UN Office for the Coordination of Humanitarian Affairs
BURUNDI: Government accedes to ex-rebel movement's demands
BUJUMBURA, 4 May 2004 (IRIN) - The transitional government of Burundi is ready to meet the demands made by the former main rebel movement in the country, the Conseil national pour la defense de la democratie-Forces pour la defense de la democratie (CNDD-FDD), a government official announced on Tuesday.
The presidential spokesman, Pancrace Cimpaye, said the government would address all "grievances" of the CNDD-FDD within a week.
Cimpaye's announcement follows the CNDD-FDD's move on Monday to suspend its participation in the government and the National Assembly to protest what it said were delays in the implementation of a ceasefire and power sharing accord it signed on 16 November 2003.
Cimpaye said CNDD-FDD made the announcement as the government was "getting everything ready" to honour its pledges under the accord.
He said the delays in the implementation of the accord was due to difficulties the government had encountered in the management of the transitional period.
Announcing the former rebel movement's move on Monday, CNDD-FDD secretary-general Hussein Radjabu said its ministers would no longer participate in cabinet meetings and that its representatives in the National Assembly had, from last week, began a boycott of the activities of the House.
The 15 CNDD-FDD members of Parliament boycotted the National Assembly following the entry of 13 retired officers into the parliament and the election of two deputy secretary-generals in the assembly's bureau, bringing the number of officials at the bureau to eight instead of the six stipulated in the accord.
Radjabu said the CNDD-FDD would withdraw from the Cabinet and the National Assembly by Saturday, if two main political parties in the country, the Front pour la democratic au Burundi (FRODEBU) and the Union pour le progress National (UPRONA) "do not change their attitude".
The CNDD-FDD accused the two parties of excluding it in the management of the country's political affairs.
After the signing of the power sharing accord between the government and the CNDD-FDD, four ministers from the movement, including its leader Pierre Nkurunziza, joined the transitional government and were appointed to various ministerial positions.

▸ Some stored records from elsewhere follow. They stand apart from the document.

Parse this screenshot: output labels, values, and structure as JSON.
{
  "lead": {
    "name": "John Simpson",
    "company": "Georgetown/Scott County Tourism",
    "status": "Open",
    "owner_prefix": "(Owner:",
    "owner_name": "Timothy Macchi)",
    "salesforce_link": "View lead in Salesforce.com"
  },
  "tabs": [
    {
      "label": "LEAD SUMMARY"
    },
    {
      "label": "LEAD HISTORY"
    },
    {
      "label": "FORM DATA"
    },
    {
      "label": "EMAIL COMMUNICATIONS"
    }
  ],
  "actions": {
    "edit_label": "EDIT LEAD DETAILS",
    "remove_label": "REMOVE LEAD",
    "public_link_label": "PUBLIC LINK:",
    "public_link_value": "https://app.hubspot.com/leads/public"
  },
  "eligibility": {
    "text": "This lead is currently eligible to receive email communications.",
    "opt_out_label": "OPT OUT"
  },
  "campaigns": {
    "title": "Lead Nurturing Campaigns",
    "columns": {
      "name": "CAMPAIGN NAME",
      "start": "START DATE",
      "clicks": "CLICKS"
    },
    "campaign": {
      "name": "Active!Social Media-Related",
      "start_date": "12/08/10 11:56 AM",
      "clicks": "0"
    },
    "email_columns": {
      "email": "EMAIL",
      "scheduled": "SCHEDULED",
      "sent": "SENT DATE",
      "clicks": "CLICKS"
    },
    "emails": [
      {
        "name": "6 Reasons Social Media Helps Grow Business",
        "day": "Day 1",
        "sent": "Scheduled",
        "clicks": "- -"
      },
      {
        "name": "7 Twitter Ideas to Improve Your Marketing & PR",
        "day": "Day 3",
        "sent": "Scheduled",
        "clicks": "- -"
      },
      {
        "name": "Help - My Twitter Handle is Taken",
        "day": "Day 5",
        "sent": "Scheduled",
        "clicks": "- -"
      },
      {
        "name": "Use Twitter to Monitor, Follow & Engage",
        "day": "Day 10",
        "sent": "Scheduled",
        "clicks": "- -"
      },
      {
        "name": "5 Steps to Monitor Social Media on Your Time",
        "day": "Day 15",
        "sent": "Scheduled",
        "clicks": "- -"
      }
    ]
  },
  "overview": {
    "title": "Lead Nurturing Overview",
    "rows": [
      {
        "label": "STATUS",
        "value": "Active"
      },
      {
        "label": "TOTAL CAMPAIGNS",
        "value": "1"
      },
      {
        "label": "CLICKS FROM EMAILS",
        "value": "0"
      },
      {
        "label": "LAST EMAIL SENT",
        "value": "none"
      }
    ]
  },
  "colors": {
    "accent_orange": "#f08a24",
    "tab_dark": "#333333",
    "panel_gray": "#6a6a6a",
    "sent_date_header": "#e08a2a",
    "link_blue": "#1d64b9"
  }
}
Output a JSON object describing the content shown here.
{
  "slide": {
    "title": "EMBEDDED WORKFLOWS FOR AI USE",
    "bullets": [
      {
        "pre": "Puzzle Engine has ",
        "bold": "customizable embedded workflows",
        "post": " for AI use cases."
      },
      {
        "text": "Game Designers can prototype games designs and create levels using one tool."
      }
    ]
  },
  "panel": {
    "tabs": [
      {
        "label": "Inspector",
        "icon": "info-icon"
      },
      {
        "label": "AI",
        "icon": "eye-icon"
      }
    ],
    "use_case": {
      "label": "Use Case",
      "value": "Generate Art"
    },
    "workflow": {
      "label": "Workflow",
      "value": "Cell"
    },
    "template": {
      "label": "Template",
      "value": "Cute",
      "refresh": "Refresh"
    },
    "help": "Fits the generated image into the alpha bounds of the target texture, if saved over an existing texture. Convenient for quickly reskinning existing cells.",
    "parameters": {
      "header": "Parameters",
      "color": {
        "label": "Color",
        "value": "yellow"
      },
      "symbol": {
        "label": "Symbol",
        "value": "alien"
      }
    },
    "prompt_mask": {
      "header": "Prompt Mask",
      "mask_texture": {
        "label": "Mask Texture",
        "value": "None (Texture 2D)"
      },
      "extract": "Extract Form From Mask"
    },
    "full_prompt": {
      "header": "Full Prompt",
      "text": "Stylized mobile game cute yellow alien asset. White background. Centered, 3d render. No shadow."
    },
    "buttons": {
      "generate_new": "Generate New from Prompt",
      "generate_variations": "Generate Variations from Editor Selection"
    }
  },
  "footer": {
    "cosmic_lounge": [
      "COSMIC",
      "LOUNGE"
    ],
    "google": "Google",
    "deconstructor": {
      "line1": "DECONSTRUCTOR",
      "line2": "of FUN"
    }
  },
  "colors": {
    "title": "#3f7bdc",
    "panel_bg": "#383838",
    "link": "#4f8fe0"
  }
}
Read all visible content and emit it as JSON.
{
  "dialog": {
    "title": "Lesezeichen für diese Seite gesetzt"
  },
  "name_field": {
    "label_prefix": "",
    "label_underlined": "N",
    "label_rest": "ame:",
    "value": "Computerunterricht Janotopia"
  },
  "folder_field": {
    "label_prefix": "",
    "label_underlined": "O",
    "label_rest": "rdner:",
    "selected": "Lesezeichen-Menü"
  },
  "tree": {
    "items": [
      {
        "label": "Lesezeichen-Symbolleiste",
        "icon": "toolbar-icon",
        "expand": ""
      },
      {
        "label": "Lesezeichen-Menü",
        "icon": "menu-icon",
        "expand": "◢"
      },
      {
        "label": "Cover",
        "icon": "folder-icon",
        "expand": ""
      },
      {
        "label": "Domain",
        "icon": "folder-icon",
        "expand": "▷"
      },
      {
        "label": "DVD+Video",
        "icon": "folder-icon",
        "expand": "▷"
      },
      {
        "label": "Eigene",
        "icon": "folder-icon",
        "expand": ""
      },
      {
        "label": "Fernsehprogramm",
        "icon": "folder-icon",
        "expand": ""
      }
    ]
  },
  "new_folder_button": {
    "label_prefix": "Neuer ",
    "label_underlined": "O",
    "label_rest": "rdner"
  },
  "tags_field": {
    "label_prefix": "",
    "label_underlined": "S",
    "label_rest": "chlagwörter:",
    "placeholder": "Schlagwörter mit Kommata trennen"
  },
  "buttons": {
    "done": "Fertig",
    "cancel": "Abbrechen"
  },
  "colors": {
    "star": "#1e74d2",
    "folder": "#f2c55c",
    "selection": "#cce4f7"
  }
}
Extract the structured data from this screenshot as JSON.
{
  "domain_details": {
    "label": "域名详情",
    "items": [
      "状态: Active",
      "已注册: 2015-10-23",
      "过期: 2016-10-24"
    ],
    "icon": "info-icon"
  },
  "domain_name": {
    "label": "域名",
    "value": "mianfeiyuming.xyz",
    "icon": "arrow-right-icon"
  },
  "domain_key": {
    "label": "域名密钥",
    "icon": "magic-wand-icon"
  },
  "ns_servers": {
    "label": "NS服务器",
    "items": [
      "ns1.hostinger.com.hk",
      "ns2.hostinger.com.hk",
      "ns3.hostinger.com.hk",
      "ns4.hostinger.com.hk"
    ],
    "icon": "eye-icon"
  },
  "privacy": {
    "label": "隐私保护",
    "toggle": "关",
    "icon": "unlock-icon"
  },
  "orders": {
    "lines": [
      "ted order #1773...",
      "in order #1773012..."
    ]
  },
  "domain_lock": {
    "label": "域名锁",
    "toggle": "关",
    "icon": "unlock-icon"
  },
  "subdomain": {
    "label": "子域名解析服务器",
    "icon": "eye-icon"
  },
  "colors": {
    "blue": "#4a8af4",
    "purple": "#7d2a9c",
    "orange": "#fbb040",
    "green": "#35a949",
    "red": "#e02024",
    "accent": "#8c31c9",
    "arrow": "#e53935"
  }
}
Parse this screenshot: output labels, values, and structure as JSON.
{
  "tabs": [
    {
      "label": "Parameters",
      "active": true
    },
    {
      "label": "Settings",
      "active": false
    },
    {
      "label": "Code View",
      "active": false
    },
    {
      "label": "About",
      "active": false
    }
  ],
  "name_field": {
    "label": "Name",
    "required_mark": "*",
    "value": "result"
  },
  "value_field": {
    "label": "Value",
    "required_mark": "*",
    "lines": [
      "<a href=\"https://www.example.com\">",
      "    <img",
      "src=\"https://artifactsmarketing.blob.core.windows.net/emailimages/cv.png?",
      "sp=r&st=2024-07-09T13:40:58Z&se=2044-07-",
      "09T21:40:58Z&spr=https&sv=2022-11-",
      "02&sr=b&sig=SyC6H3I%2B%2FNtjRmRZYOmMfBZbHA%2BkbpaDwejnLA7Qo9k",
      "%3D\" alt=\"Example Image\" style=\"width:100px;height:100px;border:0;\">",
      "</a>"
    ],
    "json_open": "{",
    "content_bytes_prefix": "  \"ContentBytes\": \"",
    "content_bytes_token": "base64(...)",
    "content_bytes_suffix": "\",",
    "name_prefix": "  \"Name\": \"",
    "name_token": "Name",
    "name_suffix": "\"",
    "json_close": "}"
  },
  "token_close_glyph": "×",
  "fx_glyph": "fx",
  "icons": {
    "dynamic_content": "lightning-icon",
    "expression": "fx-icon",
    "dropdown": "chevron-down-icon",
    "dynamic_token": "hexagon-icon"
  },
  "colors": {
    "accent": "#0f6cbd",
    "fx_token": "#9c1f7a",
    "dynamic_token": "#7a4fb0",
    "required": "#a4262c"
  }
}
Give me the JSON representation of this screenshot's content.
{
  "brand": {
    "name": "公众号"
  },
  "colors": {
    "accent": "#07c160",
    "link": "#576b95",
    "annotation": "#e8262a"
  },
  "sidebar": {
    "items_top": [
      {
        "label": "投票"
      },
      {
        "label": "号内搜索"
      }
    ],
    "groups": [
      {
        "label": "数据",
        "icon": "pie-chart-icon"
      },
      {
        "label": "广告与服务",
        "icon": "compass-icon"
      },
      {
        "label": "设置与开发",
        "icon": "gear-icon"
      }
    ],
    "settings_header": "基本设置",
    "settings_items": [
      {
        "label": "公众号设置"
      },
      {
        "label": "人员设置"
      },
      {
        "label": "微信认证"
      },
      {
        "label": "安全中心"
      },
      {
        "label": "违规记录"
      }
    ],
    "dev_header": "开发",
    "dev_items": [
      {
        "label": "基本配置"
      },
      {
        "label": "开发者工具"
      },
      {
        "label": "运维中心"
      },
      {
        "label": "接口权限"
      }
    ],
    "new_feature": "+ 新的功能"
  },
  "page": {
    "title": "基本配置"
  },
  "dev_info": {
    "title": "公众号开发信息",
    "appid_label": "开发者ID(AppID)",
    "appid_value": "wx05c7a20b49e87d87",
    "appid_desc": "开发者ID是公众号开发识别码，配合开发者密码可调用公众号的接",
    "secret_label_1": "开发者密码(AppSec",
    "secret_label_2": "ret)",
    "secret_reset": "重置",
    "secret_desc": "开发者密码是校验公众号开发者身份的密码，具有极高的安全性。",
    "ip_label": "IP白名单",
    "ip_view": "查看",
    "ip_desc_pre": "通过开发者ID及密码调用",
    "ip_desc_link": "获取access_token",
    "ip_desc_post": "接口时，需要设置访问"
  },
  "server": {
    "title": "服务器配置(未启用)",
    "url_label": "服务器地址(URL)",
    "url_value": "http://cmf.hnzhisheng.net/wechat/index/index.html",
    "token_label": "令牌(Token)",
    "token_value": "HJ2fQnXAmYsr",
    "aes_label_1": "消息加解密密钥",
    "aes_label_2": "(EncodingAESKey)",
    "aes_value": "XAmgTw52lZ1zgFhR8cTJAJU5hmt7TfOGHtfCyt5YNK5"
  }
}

Nkurunziza was named minister of state in charge of good governance. The ministries of the interior, communication and public works went to the other three CNDD-FDD members.
Under the power sharing accord, the CNDD-FDD is allowed to appoint two ambassadors, three governors, 30 administrators and to occupy 20 percent of the posts in the public administration.
"However, the CNDD-FDD has waited six months for those appointments, this is proof of our goodwill," Radjabu said.
So far, only one CNDD-FDD member has been appointed to the post of general manager of the Burundi Textile Company (Cotebu).
Radjabu said the suspension of the movement's activities in parliament and government would not affect the country's security situation.
"The measure taken does not imply that we are taking up the arms again," he said.
He called on the former CNDD-FDD combatants and government forces to continue their collaboration to ensure security across the country.
Security in the country improved greatly after the signing of the power sharing accord between the government and the CNDD-FDD, except in the capital, Bujumbura, and in the province of Bujumbura Rural, where the Forces nationales de liberation (FNL) remains active. The FNL is the only rebel group in the country that has refused to sign a ceasefire agreement with the government.
Meanwhile, the UN Economic and Social Council (ECOSOC) adopted a resolution on Monday, welcoming recommendations of its Ad Hoc Advisory Group on Burundi.
In a statement, ECOSOC reported that it had adopted the advisory group's recommendations to follow closely the humanitarian and economical and social conditions in Burundi; to examine the transition from relief to development and the way in which the international community supported the process.
This material comes to you via IRIN, a UN humanitarian information unit, but may not necessarily reflect the views of the United Nations or its agencies. If you re-print, copy, archive or re-post this item, please retain this credit and disclaimer. Quotations or extracts should include attribution to the original sources. All materials copyright © UN Office for the Coordination of Humanitarian Affairs 2004
|Join the GlobalSecurity.org mailing list|